* Data for this exercise:
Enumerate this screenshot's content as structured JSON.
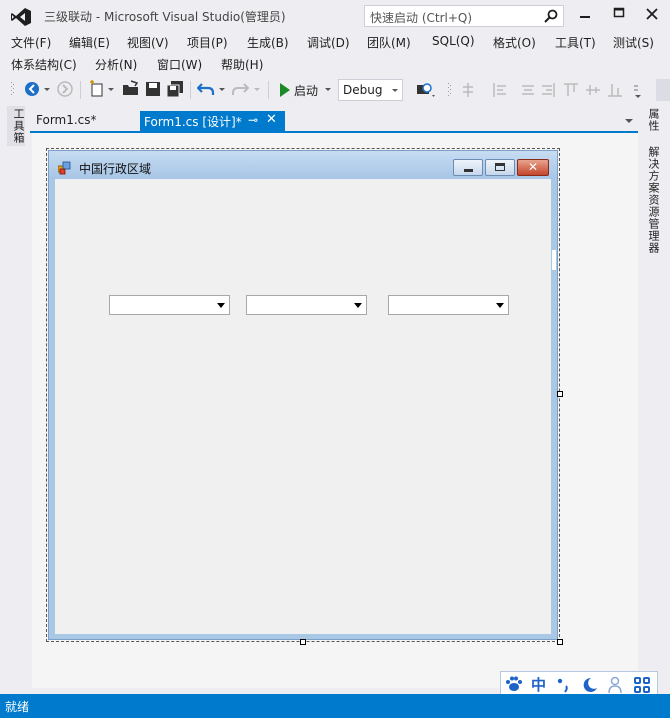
{
  "window": {
    "title": "三级联动 - Microsoft Visual Studio(管理员)",
    "quick_launch_placeholder": "快速启动 (Ctrl+Q)"
  },
  "menu_row1": [
    "文件(F)",
    "编辑(E)",
    "视图(V)",
    "项目(P)",
    "生成(B)",
    "调试(D)",
    "团队(M)",
    "SQL(Q)",
    "格式(O)",
    "工具(T)",
    "测试(S)"
  ],
  "menu_row2": [
    "体系结构(C)",
    "分析(N)",
    "窗口(W)",
    "帮助(H)"
  ],
  "toolbar": {
    "start_label": "启动",
    "config_value": "Debug"
  },
  "left_strip": {
    "toolbox_label": "工具箱"
  },
  "right_strip": {
    "properties_label": "属性",
    "solution_explorer_label": "解决方案资源管理器"
  },
  "tabs": [
    {
      "label": "Form1.cs*",
      "active": false
    },
    {
      "label": "Form1.cs [设计]*",
      "active": true
    }
  ],
  "form": {
    "title": "中国行政区域",
    "combos": [
      "",
      "",
      ""
    ]
  },
  "ime": {
    "mode_label": "中"
  },
  "status": {
    "text": "就绪"
  },
  "colors": {
    "accent": "#007acc",
    "status_bar": "#007acc",
    "chrome": "#eeeef2"
  }
}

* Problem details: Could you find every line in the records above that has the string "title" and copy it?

* Exercise solution:
    "title": "三级联动 - Microsoft Visual Studio(管理员)",
    "title": "中国行政区域",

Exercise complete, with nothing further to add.